The male who pushes back on the American ethos of gregariousness used to be a romantic figure.
In fiction it was the kind of character played by James Dean.
In real life it was out of the box author J.D. Salinger. Actually, in the recent biographical film about him there's speculation that he engineered that image to enhance his mystique.
Today, psychologists like Niobe Way do deep dives on the dangers of male isolation. Today there is a major article in The Washington Post on how the disconnected male can morph into the next Elliot Rodgers. Here you can read that.
Now, it's likely parents, teachers and therapists will be on the lookout for boys who seem to spend a lot of time alone. He will be stared out, talked to, tested, monitored forever. Not that this is new. Microsoft founder Bill Gates used to be hounded by his mother who wondered what he was doing down the basement, alone. He would shout back up up the stairs, "Thinking."
It's unfortunate that young males won't be left alone to be alone. Suspect will be their preoccupation with digital everything. After all, they could be out there with the Boy Scouts camping in the woods and singing songs together around the fire.
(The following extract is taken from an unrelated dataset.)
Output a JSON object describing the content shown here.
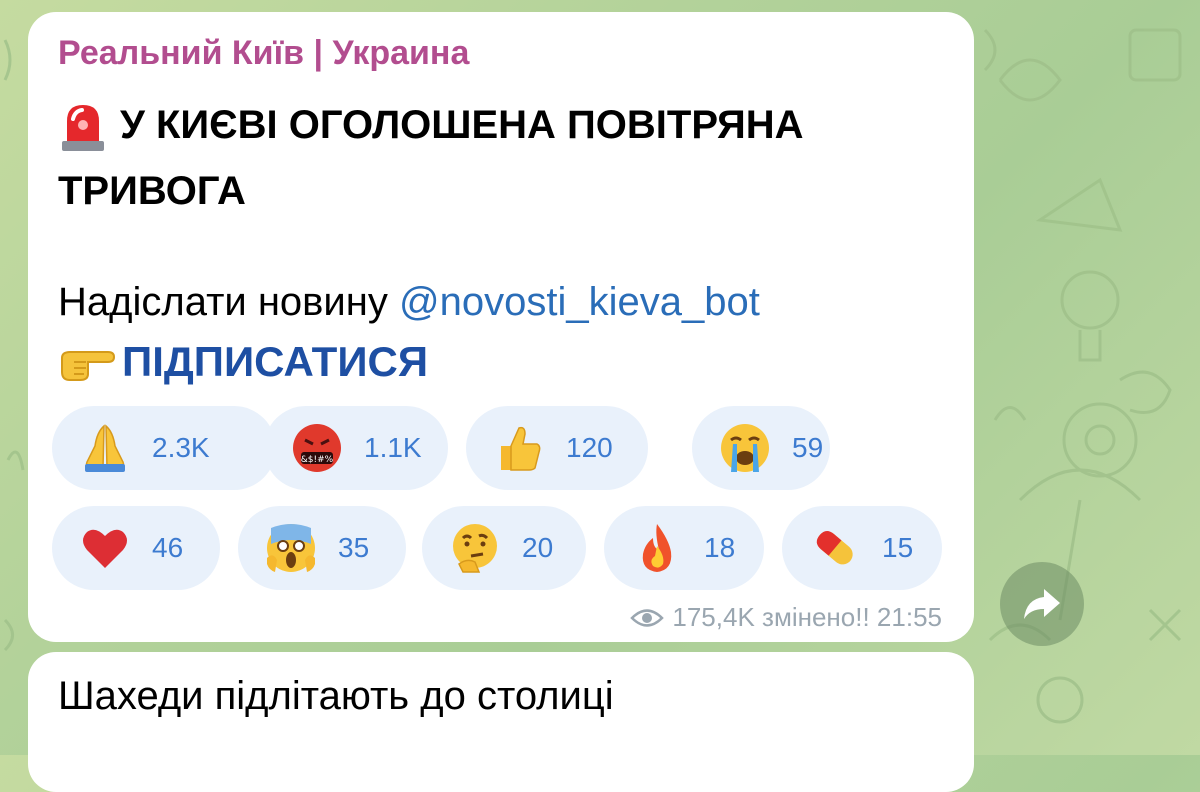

My closest friends are males who are loners. That's not a contradiction in terms. They sure can connect. But they made it part of their value system to do that only now and then.